#TheMeasure: Canon’s M5 Mirrorless Marvel
The team at PhotoBite Towers were all excited to get hands on with the latest mirrorless camera from Canon. After some macro tests, shooting some great jewellery, Luke Gardner claimed the review and to say the least, was impressed with this mini mirrorless marvelWords by Luke Gardner
It’s great to see Canon jumping into the mirrorless market in earnest. the M5 is a great little camera. It feels like a beautifully built machine, that’s tactile and comfortable in your hands. It’s small. That’s for sure. So compact is the M5, it would make for a great camera for discreet shooting. Street photography, documentary/photojournalism; indeed, any situation where you may want to remain discreet and more candid than your trusty DSLR kit might allow. Indeed it’s great, but there are cameras that come close to the same spec but aren’t in the £1000+ price bracket that you’ll be expected to find for the Canon EOS M5. Take the Fuji X-T20 for example, it’s £100 cheaper and comes loaded with 4K video, [even though it doesn’t bill itself as being a video camera].
I love the fact you can get the lens adapter, to fit any existing Canon EF and EF-S lenses that you may have collected for DSLR cameras over the years, [and let’s face it, Canon’s glass really is exceptional] but wish it was in the box by default. It would give them access to more Canon proprietary lenses and, of course, the L-Series. You can get a kit with the adapter included, but it’s not standard.
Hands-on First off, I really liked the size and weight of the Canon EOS M5 and from the outset, it was a really simple camera to get familiar with. No complex button layouts and the menu is straightforward with no confusing sub-menus. Certainly a breeze for any existing Canon user. The image resolution is a joy to work with and I don’t hesitate on cropping to straighten out the photo or zooming in a little more to re-compose in the edit, and the dynamic range is powerful for pulling details out of shadows and highlights, too. If you’re a JPEG lover, the colours are vibrant but not overblown, and the built-in Wi-Fi is a welcome and useful feature to have onboard as standard, and I found the accompanying app super easy to figure out.
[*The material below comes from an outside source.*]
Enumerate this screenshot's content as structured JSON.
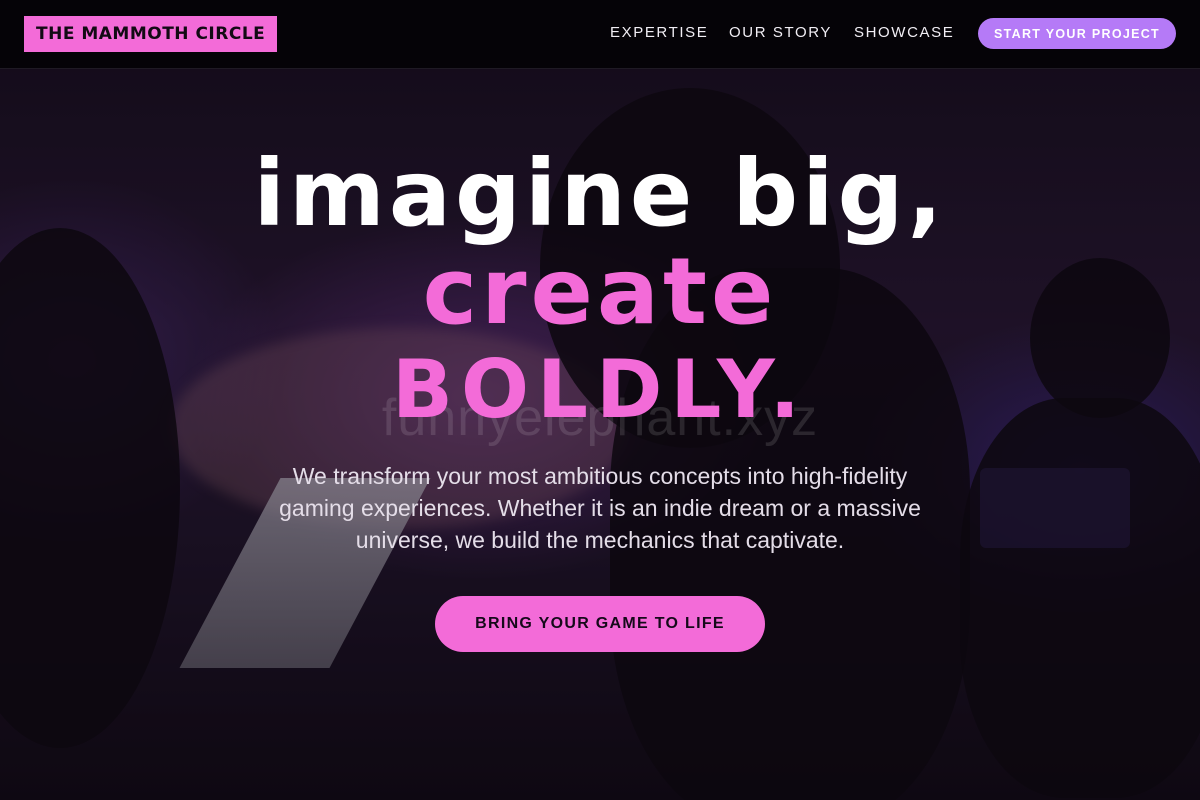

I did, however, struggle with the focusing system and found you couldn’t easily change the focus point whilst looking through the viewfinder. I tried [unsuccessfully] to find an option to use the camera’s directional dial to move the focus point and it seems the only way is to use your fingers on the touch-sensitive rear screen. The resulting pictures, though, were vibrant and clean-looking. Shooting in RAW, as I did, I found that popping in and out of the Lens Correction option showed the lens wasn’t too good at reducing vignette at its widest focal length [16mm]. I know a bit of vignette and distortion is to be expected, but using the lens correction tool, it made significant difference.
The first image [below] was adjusted but the lens correction wasn’t applied. The second is the same photo but with the lens correction applied:
The issues I mentioned are really the only issues I found with the Canon M5. If I’m honest, it’s a great camera and its made its mark with Canon lovers and new adopters alike. Do I see it selling in droves, not really? However, with the spec and imaging quality, I do see it being on the wish liost of keen enthusiasts and perhaps DSLR users, looking for a good ‘B’ camera. For what you get, the £1000 [odd] price tag is a little high and I’ve only had a few people asking me about it during my many and frequent camera conversations. It’s likely though, that if Canon have a strong mirrorless roadmap lined up for us, the prices will come down as the new models arrive. You can find out more about the Canon EOS M5 at the Canon website HERE Jewellery by Jeremy Hoye Jewellery